Lets use the market in 2009 as an example. By March of 2009 high beta stocks were significantly undervalued because as the market fell through 2008, these stocks tended to fall faster. Then starting in March as the market recovered these stocks far outperformed the market as they had more ground to recover before reaching a “fair” market value. This time period clearly showed the positive or negative impact that high beta stocks could have on your returns. But does it indicate that high beta stocks carried increase risk? The results of myself and others have been downplayed with the argument that “anyone can be a hero who picked high beta stocks in March”. If you see the beta value for what it represents, you see that this argument is as foolish as saying “anyone can be a hero who accurately identifies highly undervalued companies”. The trick isn’t to pick high beta stocks, it’s to pick high beta stocks at the right time.

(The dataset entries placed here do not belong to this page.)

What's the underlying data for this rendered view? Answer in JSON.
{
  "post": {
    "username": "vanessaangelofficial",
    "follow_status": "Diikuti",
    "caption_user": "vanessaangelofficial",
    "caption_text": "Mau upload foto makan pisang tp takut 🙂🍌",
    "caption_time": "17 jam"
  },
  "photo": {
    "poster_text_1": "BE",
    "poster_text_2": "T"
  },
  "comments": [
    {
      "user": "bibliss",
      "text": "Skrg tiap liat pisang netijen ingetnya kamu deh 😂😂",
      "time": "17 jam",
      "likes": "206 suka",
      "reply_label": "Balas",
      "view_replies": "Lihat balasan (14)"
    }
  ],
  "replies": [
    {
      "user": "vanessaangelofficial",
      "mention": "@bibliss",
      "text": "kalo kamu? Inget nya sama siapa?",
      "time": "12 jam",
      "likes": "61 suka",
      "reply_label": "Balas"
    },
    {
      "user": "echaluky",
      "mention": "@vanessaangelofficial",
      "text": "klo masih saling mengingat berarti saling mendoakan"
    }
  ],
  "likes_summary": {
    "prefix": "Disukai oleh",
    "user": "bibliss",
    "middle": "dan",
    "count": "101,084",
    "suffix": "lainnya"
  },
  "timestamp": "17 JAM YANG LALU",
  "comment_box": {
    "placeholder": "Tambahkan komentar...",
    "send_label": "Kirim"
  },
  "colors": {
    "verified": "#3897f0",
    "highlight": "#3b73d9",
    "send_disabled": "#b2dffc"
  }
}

I would actually go one step further to say that the true trick is consistently pick undervalued stocks regardless of the time.
My second problem with beta values is that they correlate the historical price of a stock with a historical market index. Besides the parallels this has with TA, as a risk measurement is lacks any fundamental component. In my opinion, the real risk an investor has when buying a stock is that the company will not generate the free cash flow the investor planned on. I would suggest a better risk measurement would be a correlation between free cash flows and the market index. Essentially identifying how sensitive the company’s income generation is to broad market movement.
In conclusion, I believe Beta values provide investors exactly what they measure, and idea of how the stock has historically moved with the market. I think they are inadequate as a measure of risk because they utterly fail to consider the fundamentals, or the position of the market.
I welcome any feedback or comments.